[Work item] Repeat the records exactly. Leave out the pictures.

[Data records]
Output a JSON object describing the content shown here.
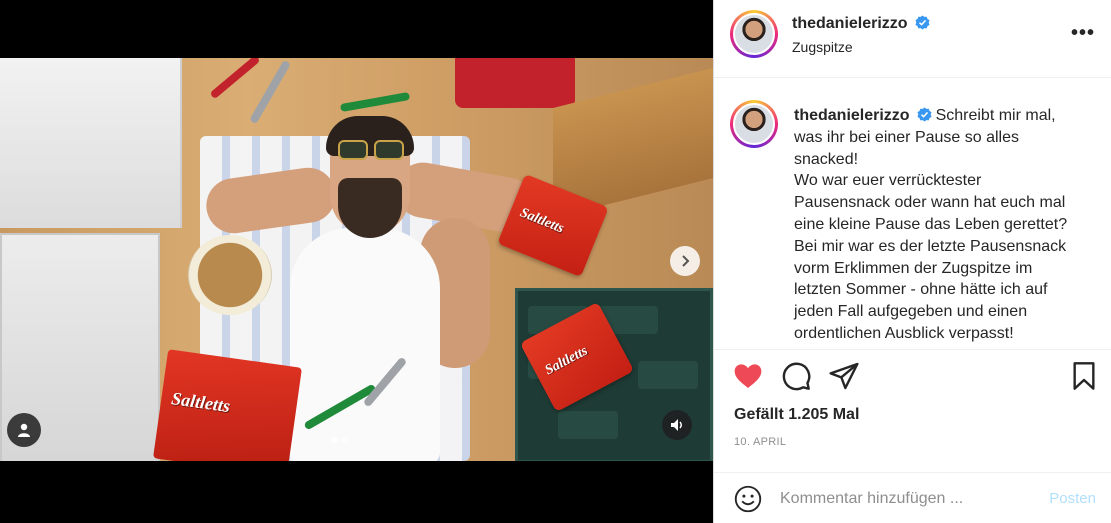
{
  "post": {
    "username": "thedanielerizzo",
    "location": "Zugspitze",
    "caption_lines": [
      "Schreibt mir mal,",
      "was ihr bei einer Pause so alles",
      "snacked!",
      "Wo war euer verrücktester",
      "Pausensnack oder wann hat euch mal",
      "eine kleine Pause das Leben gerettet?",
      "Bei mir war es der letzte Pausensnack",
      "vorm Erklimmen der Zugspitze im",
      "letzten Sommer - ohne hätte ich auf",
      "jeden Fall aufgegeben und einen",
      "ordentlichen Ausblick verpasst!"
    ],
    "likes_text": "Gefällt 1.205 Mal",
    "date": "10. APRIL"
  },
  "media": {
    "product_label": "Saltletts",
    "carousel_total": 2,
    "carousel_active": 1,
    "icons": [
      "chevron-right-icon",
      "user-tag-icon",
      "sound-icon"
    ]
  },
  "comment": {
    "placeholder": "Kommentar hinzufügen ...",
    "post_label": "Posten"
  },
  "colors": {
    "like": "#ed4956",
    "verified": "#3897f0",
    "post_disabled": "#b2dffc",
    "muted": "#8e8e8e"
  }
}
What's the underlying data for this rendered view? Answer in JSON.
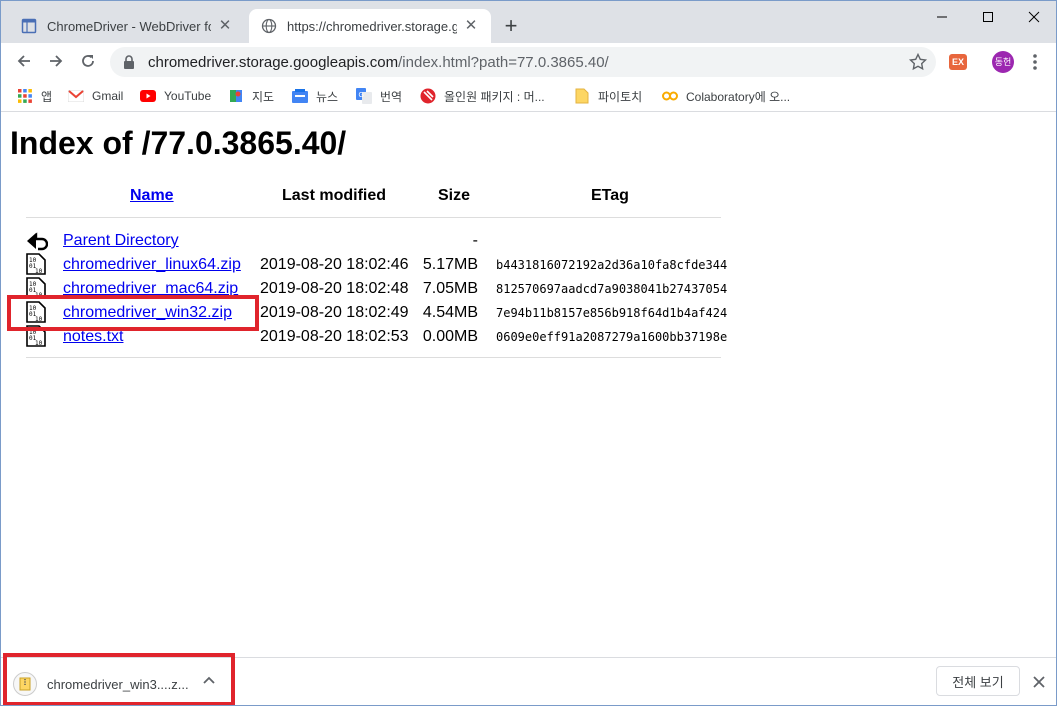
{
  "tabs": [
    {
      "title": "ChromeDriver - WebDriver for Chrome",
      "active": false
    },
    {
      "title": "https://chromedriver.storage.googleapis.com/index.html",
      "active": true
    }
  ],
  "address": {
    "host": "chromedriver.storage.googleapis.com",
    "rest": "/index.html?path=77.0.3865.40/"
  },
  "extension_label": "EX",
  "profile_label": "동헌",
  "bookmarks": [
    {
      "label": "앱",
      "icon": "apps-icon"
    },
    {
      "label": "Gmail",
      "icon": "gmail-icon"
    },
    {
      "label": "YouTube",
      "icon": "youtube-icon"
    },
    {
      "label": "지도",
      "icon": "maps-icon"
    },
    {
      "label": "뉴스",
      "icon": "news-icon"
    },
    {
      "label": "번역",
      "icon": "translate-icon"
    },
    {
      "label": "올인원 패키지 : 머...",
      "icon": "site-icon"
    },
    {
      "label": "파이토치",
      "icon": "folder-icon"
    },
    {
      "label": "Colaboratory에 오...",
      "icon": "colab-icon"
    }
  ],
  "page": {
    "title": "Index of /77.0.3865.40/",
    "headers": {
      "name": "Name",
      "modified": "Last modified",
      "size": "Size",
      "etag": "ETag"
    },
    "rows": [
      {
        "name": "Parent Directory",
        "modified": "",
        "size": "-",
        "etag": "",
        "icon": "back-icon"
      },
      {
        "name": "chromedriver_linux64.zip",
        "modified": "2019-08-20 18:02:46",
        "size": "5.17MB",
        "etag": "b4431816072192a2d36a10fa8cfde344",
        "icon": "binary-file-icon"
      },
      {
        "name": "chromedriver_mac64.zip",
        "modified": "2019-08-20 18:02:48",
        "size": "7.05MB",
        "etag": "812570697aadcd7a9038041b27437054",
        "icon": "binary-file-icon"
      },
      {
        "name": "chromedriver_win32.zip",
        "modified": "2019-08-20 18:02:49",
        "size": "4.54MB",
        "etag": "7e94b11b8157e856b918f64d1b4af424",
        "icon": "binary-file-icon"
      },
      {
        "name": "notes.txt",
        "modified": "2019-08-20 18:02:53",
        "size": "0.00MB",
        "etag": "0609e0eff91a2087279a1600bb37198e",
        "icon": "binary-file-icon"
      }
    ]
  },
  "download": {
    "filename": "chromedriver_win3....z...",
    "show_all_label": "전체 보기"
  },
  "colors": {
    "highlight": "#e0242c",
    "link": "#0000ee",
    "tabstrip": "#dee1e6"
  }
}
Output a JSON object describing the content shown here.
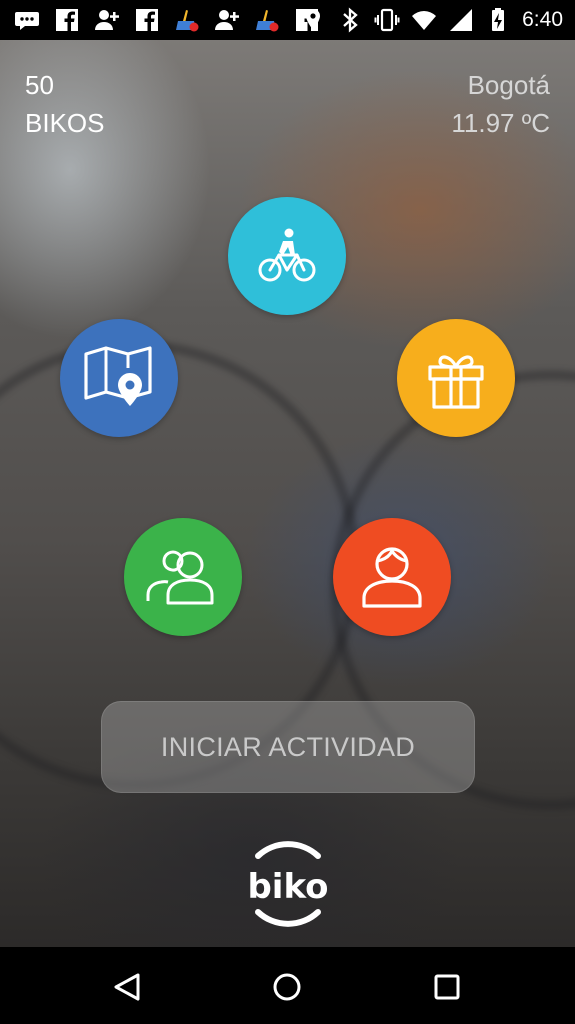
{
  "status_bar": {
    "time": "6:40",
    "left_icons": [
      "messenger-icon",
      "facebook-icon",
      "add-user-icon",
      "facebook-icon",
      "cleaner-icon",
      "add-user-icon",
      "cleaner-icon",
      "facebook-icon"
    ],
    "right_icons": [
      "location-icon",
      "bluetooth-icon",
      "vibrate-icon",
      "wifi-icon",
      "signal-icon",
      "battery-charging-icon"
    ]
  },
  "header": {
    "bikos_count": "50",
    "bikos_label": "BIKOS",
    "city": "Bogotá",
    "temperature": "11.97 ºC"
  },
  "menu": {
    "buttons": [
      {
        "name": "ride",
        "icon": "cyclist-icon",
        "color": "#2fbfd9"
      },
      {
        "name": "map",
        "icon": "map-pin-icon",
        "color": "#3d72bd"
      },
      {
        "name": "gift",
        "icon": "gift-icon",
        "color": "#f7ae1c"
      },
      {
        "name": "friends",
        "icon": "group-icon",
        "color": "#3bb34a"
      },
      {
        "name": "profile",
        "icon": "user-icon",
        "color": "#ef4c22"
      }
    ]
  },
  "start_button": {
    "label": "INICIAR ACTIVIDAD"
  },
  "logo": {
    "text": "biko"
  },
  "nav_bar": {
    "buttons": [
      "back-icon",
      "home-icon",
      "recent-apps-icon"
    ]
  }
}
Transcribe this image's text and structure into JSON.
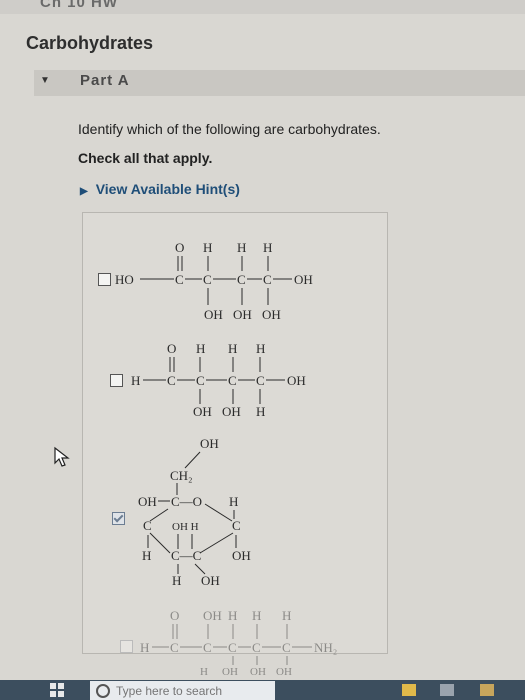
{
  "window": {
    "top_text": "Ch 10 HW"
  },
  "page": {
    "title": "Carbohydrates"
  },
  "part": {
    "label": "Part A"
  },
  "question": {
    "prompt": "Identify which of the following are carbohydrates.",
    "instruction": "Check all that apply.",
    "hint_label": "View Available Hint(s)"
  },
  "options": [
    {
      "checked": false,
      "labels": {
        "top": [
          "O",
          "H",
          "H",
          "H"
        ],
        "left": "HO",
        "right": "OH",
        "bottom": [
          "OH",
          "OH",
          "OH"
        ]
      }
    },
    {
      "checked": false,
      "labels": {
        "top": [
          "O",
          "H",
          "H",
          "H"
        ],
        "left": "H",
        "right": "OH",
        "bottom": [
          "OH",
          "OH",
          "H"
        ]
      }
    },
    {
      "checked": true,
      "labels": {
        "oh_top": "OH",
        "ch2": "CH₂",
        "oh_left": "OH",
        "c_o": "C—O",
        "h_ur": "H",
        "c_left": "C",
        "oh_h_mid": "OH H",
        "c_right": "C",
        "h_ll": "H",
        "c_c": "C—C",
        "oh_lr": "OH",
        "h_bottom": "H",
        "oh_bottom": "OH"
      }
    },
    {
      "checked": false,
      "labels": {
        "top": [
          "O",
          "OH",
          "H",
          "H",
          "H"
        ],
        "left": "H",
        "right": "NH₂",
        "bottom": [
          "H",
          "OH",
          "OH",
          "OH"
        ]
      }
    }
  ],
  "taskbar": {
    "search_placeholder": "Type here to search"
  },
  "colors": {
    "hint_link": "#1f4e78",
    "taskbar": "#3c4e5e"
  }
}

[Response for this exercise]
Output a JSON object describing the content shown here.
{
  "post": {
    "username": "thedanielerizzo",
    "location": "Zugspitze",
    "caption_lines": [
      "Schreibt mir mal,",
      "was ihr bei einer Pause so alles",
      "snacked!",
      "Wo war euer verrücktester",
      "Pausensnack oder wann hat euch mal",
      "eine kleine Pause das Leben gerettet?",
      "Bei mir war es der letzte Pausensnack",
      "vorm Erklimmen der Zugspitze im",
      "letzten Sommer - ohne hätte ich auf",
      "jeden Fall aufgegeben und einen",
      "ordentlichen Ausblick verpasst!"
    ],
    "likes_text": "Gefällt 1.205 Mal",
    "date": "10. APRIL"
  },
  "media": {
    "product_label": "Saltletts",
    "carousel_total": 2,
    "carousel_active": 1,
    "icons": [
      "chevron-right-icon",
      "user-tag-icon",
      "sound-icon"
    ]
  },
  "comment": {
    "placeholder": "Kommentar hinzufügen ...",
    "post_label": "Posten"
  },
  "colors": {
    "like": "#ed4956",
    "verified": "#3897f0",
    "post_disabled": "#b2dffc",
    "muted": "#8e8e8e"
  }
}
What's the underlying data for this rendered view? Answer in JSON.
{
  "tabs": [
    {
      "title": "ChromeDriver - WebDriver for Chrome",
      "active": false
    },
    {
      "title": "https://chromedriver.storage.googleapis.com/index.html",
      "active": true
    }
  ],
  "address": {
    "host": "chromedriver.storage.googleapis.com",
    "rest": "/index.html?path=77.0.3865.40/"
  },
  "extension_label": "EX",
  "profile_label": "동헌",
  "bookmarks": [
    {
      "label": "앱",
      "icon": "apps-icon"
    },
    {
      "label": "Gmail",
      "icon": "gmail-icon"
    },
    {
      "label": "YouTube",
      "icon": "youtube-icon"
    },
    {
      "label": "지도",
      "icon": "maps-icon"
    },
    {
      "label": "뉴스",
      "icon": "news-icon"
    },
    {
      "label": "번역",
      "icon": "translate-icon"
    },
    {
      "label": "올인원 패키지 : 머...",
      "icon": "site-icon"
    },
    {
      "label": "파이토치",
      "icon": "folder-icon"
    },
    {
      "label": "Colaboratory에 오...",
      "icon": "colab-icon"
    }
  ],
  "page": {
    "title": "Index of /77.0.3865.40/",
    "headers": {
      "name": "Name",
      "modified": "Last modified",
      "size": "Size",
      "etag": "ETag"
    },
    "rows": [
      {
        "name": "Parent Directory",
        "modified": "",
        "size": "-",
        "etag": "",
        "icon": "back-icon"
      },
      {
        "name": "chromedriver_linux64.zip",
        "modified": "2019-08-20 18:02:46",
        "size": "5.17MB",
        "etag": "b4431816072192a2d36a10fa8cfde344",
        "icon": "binary-file-icon"
      },
      {
        "name": "chromedriver_mac64.zip",
        "modified": "2019-08-20 18:02:48",
        "size": "7.05MB",
        "etag": "812570697aadcd7a9038041b27437054",
        "icon": "binary-file-icon"
      },
      {
        "name": "chromedriver_win32.zip",
        "modified": "2019-08-20 18:02:49",
        "size": "4.54MB",
        "etag": "7e94b11b8157e856b918f64d1b4af424",
        "icon": "binary-file-icon"
      },
      {
        "name": "notes.txt",
        "modified": "2019-08-20 18:02:53",
        "size": "0.00MB",
        "etag": "0609e0eff91a2087279a1600bb37198e",
        "icon": "binary-file-icon"
      }
    ]
  },
  "download": {
    "filename": "chromedriver_win3....z...",
    "show_all_label": "전체 보기"
  },
  "colors": {
    "highlight": "#e0242c",
    "link": "#0000ee",
    "tabstrip": "#dee1e6"
  }
}
Output a JSON object describing the content shown here.
{
  "status_bar": {
    "time": "6:40",
    "left_icons": [
      "messenger-icon",
      "facebook-icon",
      "add-user-icon",
      "facebook-icon",
      "cleaner-icon",
      "add-user-icon",
      "cleaner-icon",
      "facebook-icon"
    ],
    "right_icons": [
      "location-icon",
      "bluetooth-icon",
      "vibrate-icon",
      "wifi-icon",
      "signal-icon",
      "battery-charging-icon"
    ]
  },
  "header": {
    "bikos_count": "50",
    "bikos_label": "BIKOS",
    "city": "Bogotá",
    "temperature": "11.97 ºC"
  },
  "menu": {
    "buttons": [
      {
        "name": "ride",
        "icon": "cyclist-icon",
        "color": "#2fbfd9"
      },
      {
        "name": "map",
        "icon": "map-pin-icon",
        "color": "#3d72bd"
      },
      {
        "name": "gift",
        "icon": "gift-icon",
        "color": "#f7ae1c"
      },
      {
        "name": "friends",
        "icon": "group-icon",
        "color": "#3bb34a"
      },
      {
        "name": "profile",
        "icon": "user-icon",
        "color": "#ef4c22"
      }
    ]
  },
  "start_button": {
    "label": "INICIAR ACTIVIDAD"
  },
  "logo": {
    "text": "biko"
  },
  "nav_bar": {
    "buttons": [
      "back-icon",
      "home-icon",
      "recent-apps-icon"
    ]
  }
}
Transcribe this image's text and structure into JSON.
{
  "window": {
    "top_text": "Ch 10 HW"
  },
  "page": {
    "title": "Carbohydrates"
  },
  "part": {
    "label": "Part A"
  },
  "question": {
    "prompt": "Identify which of the following are carbohydrates.",
    "instruction": "Check all that apply.",
    "hint_label": "View Available Hint(s)"
  },
  "options": [
    {
      "checked": false,
      "labels": {
        "top": [
          "O",
          "H",
          "H",
          "H"
        ],
        "left": "HO",
        "right": "OH",
        "bottom": [
          "OH",
          "OH",
          "OH"
        ]
      }
    },
    {
      "checked": false,
      "labels": {
        "top": [
          "O",
          "H",
          "H",
          "H"
        ],
        "left": "H",
        "right": "OH",
        "bottom": [
          "OH",
          "OH",
          "H"
        ]
      }
    },
    {
      "checked": true,
      "labels": {
        "oh_top": "OH",
        "ch2": "CH₂",
        "oh_left": "OH",
        "c_o": "C—O",
        "h_ur": "H",
        "c_left": "C",
        "oh_h_mid": "OH H",
        "c_right": "C",
        "h_ll": "H",
        "c_c": "C—C",
        "oh_lr": "OH",
        "h_bottom": "H",
        "oh_bottom": "OH"
      }
    },
    {
      "checked": false,
      "labels": {
        "top": [
          "O",
          "OH",
          "H",
          "H",
          "H"
        ],
        "left": "H",
        "right": "NH₂",
        "bottom": [
          "H",
          "OH",
          "OH",
          "OH"
        ]
      }
    }
  ],
  "taskbar": {
    "search_placeholder": "Type here to search"
  },
  "colors": {
    "hint_link": "#1f4e78",
    "taskbar": "#3c4e5e"
  }
}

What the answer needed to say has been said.